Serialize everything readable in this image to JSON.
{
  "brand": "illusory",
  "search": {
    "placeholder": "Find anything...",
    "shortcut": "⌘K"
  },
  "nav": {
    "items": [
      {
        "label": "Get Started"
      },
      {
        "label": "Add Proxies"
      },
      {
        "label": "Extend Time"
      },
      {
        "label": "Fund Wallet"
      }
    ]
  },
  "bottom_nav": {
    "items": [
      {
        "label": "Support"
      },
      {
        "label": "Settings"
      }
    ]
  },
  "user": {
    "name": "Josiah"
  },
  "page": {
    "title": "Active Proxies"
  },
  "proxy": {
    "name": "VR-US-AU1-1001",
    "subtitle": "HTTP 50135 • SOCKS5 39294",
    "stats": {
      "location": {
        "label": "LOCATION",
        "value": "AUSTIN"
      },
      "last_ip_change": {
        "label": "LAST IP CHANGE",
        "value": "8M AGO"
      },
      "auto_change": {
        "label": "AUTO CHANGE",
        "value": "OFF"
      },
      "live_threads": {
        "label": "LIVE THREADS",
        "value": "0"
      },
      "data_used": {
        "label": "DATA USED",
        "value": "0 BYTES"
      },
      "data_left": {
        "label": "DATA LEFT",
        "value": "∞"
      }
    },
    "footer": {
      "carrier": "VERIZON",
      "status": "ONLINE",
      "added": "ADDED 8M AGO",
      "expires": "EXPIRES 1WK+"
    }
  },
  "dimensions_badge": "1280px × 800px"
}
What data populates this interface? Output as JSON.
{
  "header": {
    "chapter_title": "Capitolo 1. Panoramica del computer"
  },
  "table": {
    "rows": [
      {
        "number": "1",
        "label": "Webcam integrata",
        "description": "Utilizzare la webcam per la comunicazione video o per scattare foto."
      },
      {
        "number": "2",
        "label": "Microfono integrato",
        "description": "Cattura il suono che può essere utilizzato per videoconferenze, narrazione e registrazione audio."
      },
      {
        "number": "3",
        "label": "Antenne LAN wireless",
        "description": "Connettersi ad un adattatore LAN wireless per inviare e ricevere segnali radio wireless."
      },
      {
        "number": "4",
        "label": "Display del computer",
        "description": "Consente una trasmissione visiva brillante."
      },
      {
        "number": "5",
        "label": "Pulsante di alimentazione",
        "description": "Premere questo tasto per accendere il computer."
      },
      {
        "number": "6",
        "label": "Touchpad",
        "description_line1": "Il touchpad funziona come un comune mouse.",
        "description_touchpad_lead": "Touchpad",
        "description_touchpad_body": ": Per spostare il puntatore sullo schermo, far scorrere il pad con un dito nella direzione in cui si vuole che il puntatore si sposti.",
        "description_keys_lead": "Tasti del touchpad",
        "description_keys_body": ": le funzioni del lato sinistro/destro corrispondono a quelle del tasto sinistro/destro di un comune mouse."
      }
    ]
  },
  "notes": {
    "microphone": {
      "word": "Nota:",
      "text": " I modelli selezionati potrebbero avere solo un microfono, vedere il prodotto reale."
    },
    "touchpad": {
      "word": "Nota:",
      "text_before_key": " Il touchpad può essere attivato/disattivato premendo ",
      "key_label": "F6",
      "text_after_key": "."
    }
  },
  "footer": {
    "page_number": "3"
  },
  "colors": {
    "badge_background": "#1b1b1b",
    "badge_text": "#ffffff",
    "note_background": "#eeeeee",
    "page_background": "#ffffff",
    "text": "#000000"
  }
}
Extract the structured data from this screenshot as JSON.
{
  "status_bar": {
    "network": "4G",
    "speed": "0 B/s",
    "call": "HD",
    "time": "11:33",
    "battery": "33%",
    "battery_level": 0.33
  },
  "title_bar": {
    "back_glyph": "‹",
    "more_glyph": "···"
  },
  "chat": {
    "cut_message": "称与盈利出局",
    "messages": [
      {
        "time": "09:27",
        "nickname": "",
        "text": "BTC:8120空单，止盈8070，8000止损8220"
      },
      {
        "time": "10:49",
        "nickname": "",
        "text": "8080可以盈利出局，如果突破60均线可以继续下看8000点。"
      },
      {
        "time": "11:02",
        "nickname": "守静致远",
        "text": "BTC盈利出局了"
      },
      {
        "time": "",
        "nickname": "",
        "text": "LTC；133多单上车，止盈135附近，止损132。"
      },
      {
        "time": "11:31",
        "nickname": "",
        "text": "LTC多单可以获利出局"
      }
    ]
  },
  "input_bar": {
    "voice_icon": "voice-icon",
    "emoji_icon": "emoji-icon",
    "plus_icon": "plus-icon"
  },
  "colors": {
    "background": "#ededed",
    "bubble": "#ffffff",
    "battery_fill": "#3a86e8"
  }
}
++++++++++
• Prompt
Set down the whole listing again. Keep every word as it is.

• Response to this exercise
Serialize everything readable in this image to JSON.
{
  "brand": "illusory",
  "search": {
    "placeholder": "Find anything...",
    "shortcut": "⌘K"
  },
  "nav": {
    "items": [
      {
        "label": "Get Started"
      },
      {
        "label": "Add Proxies"
      },
      {
        "label": "Extend Time"
      },
      {
        "label": "Fund Wallet"
      }
    ]
  },
  "bottom_nav": {
    "items": [
      {
        "label": "Support"
      },
      {
        "label": "Settings"
      }
    ]
  },
  "user": {
    "name": "Josiah"
  },
  "page": {
    "title": "Active Proxies"
  },
  "proxy": {
    "name": "VR-US-AU1-1001",
    "subtitle": "HTTP 50135 • SOCKS5 39294",
    "stats": {
      "location": {
        "label": "LOCATION",
        "value": "AUSTIN"
      },
      "last_ip_change": {
        "label": "LAST IP CHANGE",
        "value": "8M AGO"
      },
      "auto_change": {
        "label": "AUTO CHANGE",
        "value": "OFF"
      },
      "live_threads": {
        "label": "LIVE THREADS",
        "value": "0"
      },
      "data_used": {
        "label": "DATA USED",
        "value": "0 BYTES"
      },
      "data_left": {
        "label": "DATA LEFT",
        "value": "∞"
      }
    },
    "footer": {
      "carrier": "VERIZON",
      "status": "ONLINE",
      "added": "ADDED 8M AGO",
      "expires": "EXPIRES 1WK+"
    }
  },
  "dimensions_badge": "1280px × 800px"
}
What data populates this interface? Output as JSON.
{
  "header": {
    "chapter_title": "Capitolo 1. Panoramica del computer"
  },
  "table": {
    "rows": [
      {
        "number": "1",
        "label": "Webcam integrata",
        "description": "Utilizzare la webcam per la comunicazione video o per scattare foto."
      },
      {
        "number": "2",
        "label": "Microfono integrato",
        "description": "Cattura il suono che può essere utilizzato per videoconferenze, narrazione e registrazione audio."
      },
      {
        "number": "3",
        "label": "Antenne LAN wireless",
        "description": "Connettersi ad un adattatore LAN wireless per inviare e ricevere segnali radio wireless."
      },
      {
        "number": "4",
        "label": "Display del computer",
        "description": "Consente una trasmissione visiva brillante."
      },
      {
        "number": "5",
        "label": "Pulsante di alimentazione",
        "description": "Premere questo tasto per accendere il computer."
      },
      {
        "number": "6",
        "label": "Touchpad",
        "description_line1": "Il touchpad funziona come un comune mouse.",
        "description_touchpad_lead": "Touchpad",
        "description_touchpad_body": ": Per spostare il puntatore sullo schermo, far scorrere il pad con un dito nella direzione in cui si vuole che il puntatore si sposti.",
        "description_keys_lead": "Tasti del touchpad",
        "description_keys_body": ": le funzioni del lato sinistro/destro corrispondono a quelle del tasto sinistro/destro di un comune mouse."
      }
    ]
  },
  "notes": {
    "microphone": {
      "word": "Nota:",
      "text": " I modelli selezionati potrebbero avere solo un microfono, vedere il prodotto reale."
    },
    "touchpad": {
      "word": "Nota:",
      "text_before_key": " Il touchpad può essere attivato/disattivato premendo ",
      "key_label": "F6",
      "text_after_key": "."
    }
  },
  "footer": {
    "page_number": "3"
  },
  "colors": {
    "badge_background": "#1b1b1b",
    "badge_text": "#ffffff",
    "note_background": "#eeeeee",
    "page_background": "#ffffff",
    "text": "#000000"
  }
}
Extract the structured data from this screenshot as JSON.
{
  "status_bar": {
    "network": "4G",
    "speed": "0 B/s",
    "call": "HD",
    "time": "11:33",
    "battery": "33%",
    "battery_level": 0.33
  },
  "title_bar": {
    "back_glyph": "‹",
    "more_glyph": "···"
  },
  "chat": {
    "cut_message": "称与盈利出局",
    "messages": [
      {
        "time": "09:27",
        "nickname": "",
        "text": "BTC:8120空单，止盈8070，8000止损8220"
      },
      {
        "time": "10:49",
        "nickname": "",
        "text": "8080可以盈利出局，如果突破60均线可以继续下看8000点。"
      },
      {
        "time": "11:02",
        "nickname": "守静致远",
        "text": "BTC盈利出局了"
      },
      {
        "time": "",
        "nickname": "",
        "text": "LTC；133多单上车，止盈135附近，止损132。"
      },
      {
        "time": "11:31",
        "nickname": "",
        "text": "LTC多单可以获利出局"
      }
    ]
  },
  "input_bar": {
    "voice_icon": "voice-icon",
    "emoji_icon": "emoji-icon",
    "plus_icon": "plus-icon"
  },
  "colors": {
    "background": "#ededed",
    "bubble": "#ffffff",
    "battery_fill": "#3a86e8"
  }
}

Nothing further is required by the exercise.